We share a massively significant part of our lives with our colleagues. They are the people we complain about to our families (let’s be honest). The issues that come up at work are the ones we work through with our friends. The virtual or physical spaces we arrive at every day have a tangible impact on how we feel and our mental health. This inordinate amount of time spent with people we’d like to pretend are strangers presents each of us with an opportunity to build a legacy in people, in relationships. At any rate, it has presented me with that opportunity. And working at ACE where relationships are nurtured and prioritized has meant that this opportunity has manifested in a very tangible way: through a wellbeing programme.
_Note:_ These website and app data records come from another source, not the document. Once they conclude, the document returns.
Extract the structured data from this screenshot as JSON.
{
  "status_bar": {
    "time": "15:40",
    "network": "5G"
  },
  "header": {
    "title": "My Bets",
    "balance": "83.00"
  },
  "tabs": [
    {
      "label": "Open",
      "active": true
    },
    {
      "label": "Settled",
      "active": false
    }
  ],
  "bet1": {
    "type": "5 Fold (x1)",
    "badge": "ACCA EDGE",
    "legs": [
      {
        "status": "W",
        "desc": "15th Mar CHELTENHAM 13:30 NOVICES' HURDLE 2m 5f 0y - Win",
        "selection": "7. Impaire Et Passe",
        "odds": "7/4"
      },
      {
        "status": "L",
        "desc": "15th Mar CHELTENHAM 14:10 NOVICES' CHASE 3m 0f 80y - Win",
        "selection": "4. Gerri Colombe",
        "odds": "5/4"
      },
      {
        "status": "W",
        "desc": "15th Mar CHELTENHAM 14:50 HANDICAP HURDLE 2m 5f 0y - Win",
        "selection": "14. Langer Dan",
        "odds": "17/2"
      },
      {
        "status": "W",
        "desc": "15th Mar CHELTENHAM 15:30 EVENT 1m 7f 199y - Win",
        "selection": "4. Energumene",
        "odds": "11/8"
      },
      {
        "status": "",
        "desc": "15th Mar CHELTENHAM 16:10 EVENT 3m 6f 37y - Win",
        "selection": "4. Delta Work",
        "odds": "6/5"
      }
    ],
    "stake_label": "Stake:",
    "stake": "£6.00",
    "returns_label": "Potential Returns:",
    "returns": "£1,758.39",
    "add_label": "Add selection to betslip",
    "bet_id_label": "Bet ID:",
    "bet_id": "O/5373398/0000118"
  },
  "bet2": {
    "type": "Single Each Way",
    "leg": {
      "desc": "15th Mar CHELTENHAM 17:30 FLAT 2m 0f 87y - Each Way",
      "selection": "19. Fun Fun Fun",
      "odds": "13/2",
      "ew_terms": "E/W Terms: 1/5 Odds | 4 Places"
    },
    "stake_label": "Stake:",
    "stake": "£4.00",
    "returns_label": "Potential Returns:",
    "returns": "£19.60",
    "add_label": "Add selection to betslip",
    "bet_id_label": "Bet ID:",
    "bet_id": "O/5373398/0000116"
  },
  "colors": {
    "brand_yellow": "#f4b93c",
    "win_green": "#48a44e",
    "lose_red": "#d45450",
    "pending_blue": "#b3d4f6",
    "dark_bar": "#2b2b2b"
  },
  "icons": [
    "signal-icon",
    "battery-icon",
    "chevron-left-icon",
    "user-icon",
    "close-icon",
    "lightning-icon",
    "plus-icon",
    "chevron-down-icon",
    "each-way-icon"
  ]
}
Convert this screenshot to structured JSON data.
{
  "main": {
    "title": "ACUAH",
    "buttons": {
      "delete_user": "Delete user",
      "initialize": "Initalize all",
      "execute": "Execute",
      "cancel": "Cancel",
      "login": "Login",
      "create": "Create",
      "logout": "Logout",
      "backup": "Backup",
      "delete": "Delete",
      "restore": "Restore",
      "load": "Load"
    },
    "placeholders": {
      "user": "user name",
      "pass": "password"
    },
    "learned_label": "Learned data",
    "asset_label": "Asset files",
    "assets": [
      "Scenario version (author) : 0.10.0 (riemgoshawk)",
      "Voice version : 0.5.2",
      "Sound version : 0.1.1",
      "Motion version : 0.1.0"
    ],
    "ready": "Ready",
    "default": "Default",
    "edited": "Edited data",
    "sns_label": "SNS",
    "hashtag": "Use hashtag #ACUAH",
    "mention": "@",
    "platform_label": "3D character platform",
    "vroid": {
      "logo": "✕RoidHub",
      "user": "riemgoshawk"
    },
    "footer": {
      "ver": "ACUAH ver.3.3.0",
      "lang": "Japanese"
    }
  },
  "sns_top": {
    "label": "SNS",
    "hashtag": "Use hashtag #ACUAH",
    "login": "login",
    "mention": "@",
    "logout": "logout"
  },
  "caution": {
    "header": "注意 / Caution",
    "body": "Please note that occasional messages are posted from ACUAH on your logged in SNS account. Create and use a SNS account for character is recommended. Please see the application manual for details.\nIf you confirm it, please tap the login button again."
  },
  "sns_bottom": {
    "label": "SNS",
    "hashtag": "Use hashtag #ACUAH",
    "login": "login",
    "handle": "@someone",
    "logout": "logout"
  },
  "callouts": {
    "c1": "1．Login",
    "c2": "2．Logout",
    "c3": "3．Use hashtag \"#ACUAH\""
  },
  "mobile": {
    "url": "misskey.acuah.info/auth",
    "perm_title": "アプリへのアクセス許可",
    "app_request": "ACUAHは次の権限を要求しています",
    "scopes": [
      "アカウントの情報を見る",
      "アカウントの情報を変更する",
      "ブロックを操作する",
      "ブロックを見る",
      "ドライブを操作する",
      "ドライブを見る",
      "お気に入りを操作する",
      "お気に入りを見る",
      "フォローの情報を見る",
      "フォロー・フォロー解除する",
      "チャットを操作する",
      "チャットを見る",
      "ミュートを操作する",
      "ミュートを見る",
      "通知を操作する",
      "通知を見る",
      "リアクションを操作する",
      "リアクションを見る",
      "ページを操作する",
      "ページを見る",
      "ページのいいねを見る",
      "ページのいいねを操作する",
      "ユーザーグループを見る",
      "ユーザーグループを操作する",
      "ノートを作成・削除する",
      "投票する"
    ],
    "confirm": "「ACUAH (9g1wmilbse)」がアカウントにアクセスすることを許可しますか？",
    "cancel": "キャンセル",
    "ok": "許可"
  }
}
ACE has enjoyed a wonderfully agile and responsive evolution as a research centre, guided through all and any changes by a principled leader who holds us fast to our values as a team. In the bubbling cauldron of ACE’s becoming and with that realisation taking root in my heart, I asked to spearhead a wellbeing programme at ACE in early 2018. I wasn’t qualified for it. I didn’t have a plan for how I’d do it. I didn’t know about any of the research about the importance of wellbeing to work productivity and business sustainability.
All I knew was that I spent a lot of time with my colleagues and that this time spent together could contribute meaningfully to their and my experience of life, or not.
And over the last four or five years, because of this commitment and a weirdly unwavering enthusiasm, Wellbeing@ACE has grown into a programme that is spearheaded by a group of new faces equally excited at the opportunity to humanise work and appreciated by many who work at ACE.
Team members at ACE participate in the practical things our programme does to protect their wellbeing – walks, hybrid working, socials, various clubs – to varying degrees. Sometimes, participation fades, enthusiasm lags, and energy dwindles. But I don’t think that matters. The power of our programme – and the legacy I hope I can claim from it – is that it holds us all accountable for one another’s wellbeing.
Through the creating and sustaining of our wellbeing programme, we anchor ourselves to the understanding that none of us can be well in isolation; we need one another to be our best.
If I have a legacy at ACE as I move on from my current role, I hope I can say that part of it was supporting an environment where people I work with knew that they matter and are important. Where they felt safe to disagree and be different. A space where people could admit when they were scared and celebrate when they were happy. This has been ACE’s legacy in me. I know (from having written it so many times) how pivotal relationships are to the makeup of ACE as an organisation. Working at this organisation has allowed me the privilege of discovering my love for humanising working by championing a culture of workplace wellbeing.
I hope the fruits of this legacy will come to bear many years from now, in a room where I take up too little space, and which is crowded with the many people who were touched in a meaningful way because I lived and worked with them.
 Employee wellbeing (including leaders) is essential to effective, productive businesses. The argument for this fact is beyond the scope of this post.
About the author
Natalie believes that when you humanise work, you get the best from people, which is best for business and our world. She has worked at the Africa Centre for Evidence for the last ten years, having worn many different hats. In the last two-and-a-half years, Natalie has worked as the strategic marketing and communications manager at the Africa Centre for Evidence and for the last four years has headed the Centre’s wellbeing programme.
The views expressed in published blog posts, as well as any errors or omissions, are the sole responsibility of the author/s and do not represent the views of the Africa Centre for Evidence, the Africa Evidence Network, either sets of advisory or reference groups, or its funders; nor does it imply endorsement by the aforementioned parties. This blog post does not constitute medical advice; guidance for your healthcare practitioner should also be sought when determining whether or not to vaccinate against C19.